Following s/v Liberty out of Middle Harbour for our New Years Eve anchorage

But new horizons for a change...well, they feel good. Really good. We've gotten some growth on the bottom and are excited about sailing up to the warmer waters of Queensland. Goodbyes are softened with the knowledge we'll see many of these people again- some very soon!- and hold the promise of future shared anchorages.

January 13, 2012

Goodbye Sydney

Goodbye Sydney...

Our last look behind Totem at Sydney Harbour, before the Opera House and iconic bridge disappeared behind a point of land. January 1, 2012...changes in store for the Totem crew!

January 6, 2012

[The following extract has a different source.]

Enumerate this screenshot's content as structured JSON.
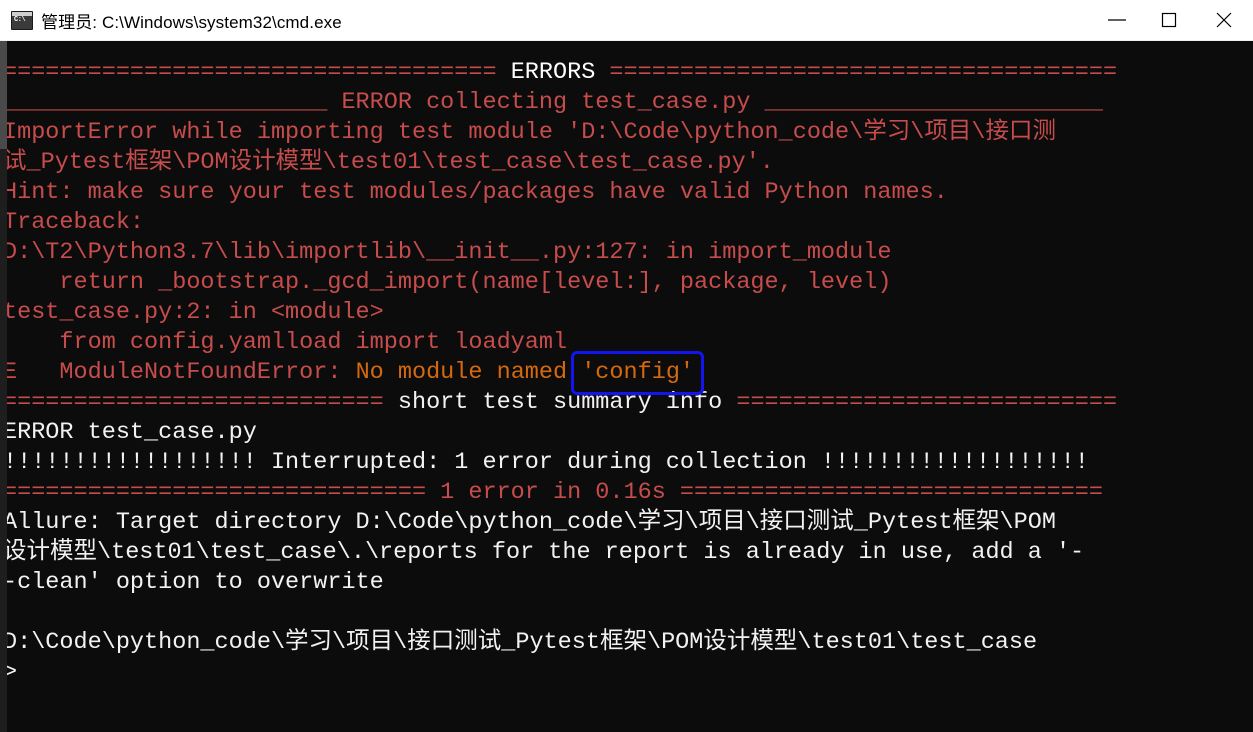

Friends in far away places

We're on our way north, destination Brisbane. The weather is mostly not in our favor since the Northeasterlies that blow in the summertime have finally kicked in. Stopping off at Port Stephens, we were connected by Jarana with a couple from Seattle who live in the harbor.

Turns out, we'd met them before: in 2003, at this big raft-up.

PSCC raftup - August 2003
Puget Sound Cruising Club, Oro Bay

Barbara and Jim made an impression on us then, and not just because their boat Complexity was a shinier, bigger sistership to our Hallberg Rassy 352, Mau Ke Mana. They were a fun couple who had put a lot of careful thought into outfitting their boat, and seemed the closest of the bunch to realizing the cruising dream...at that time in our lives, with babies and busy jobs, it all seemed far away for us.

Here in Port Stephens, they've welcomed us with open arms as members of the cruising family. We were treated to a beautiful dinner, and joy of joy for the kids- a BATH. Oh, the things you miss, living on a boat! It's so nice to feel so very well understood by someone you met once, nearly a decade ago.

And meanwhile, I've loved my walk down memory lane. I've even got a picture of Barbara hanging out in the hammock with  then four year old Niall, and one year old Mairen.


Good times, in the shadow of the beautiful Mt Rainier. In the middle of a period of transition, it's a great reminder that we'll see many of our friends again. Goodbye in the cruising world is really just until that future anchorage you'll share again someday.

PSCC raftup - August 2003
In the shadow of Mount Rainier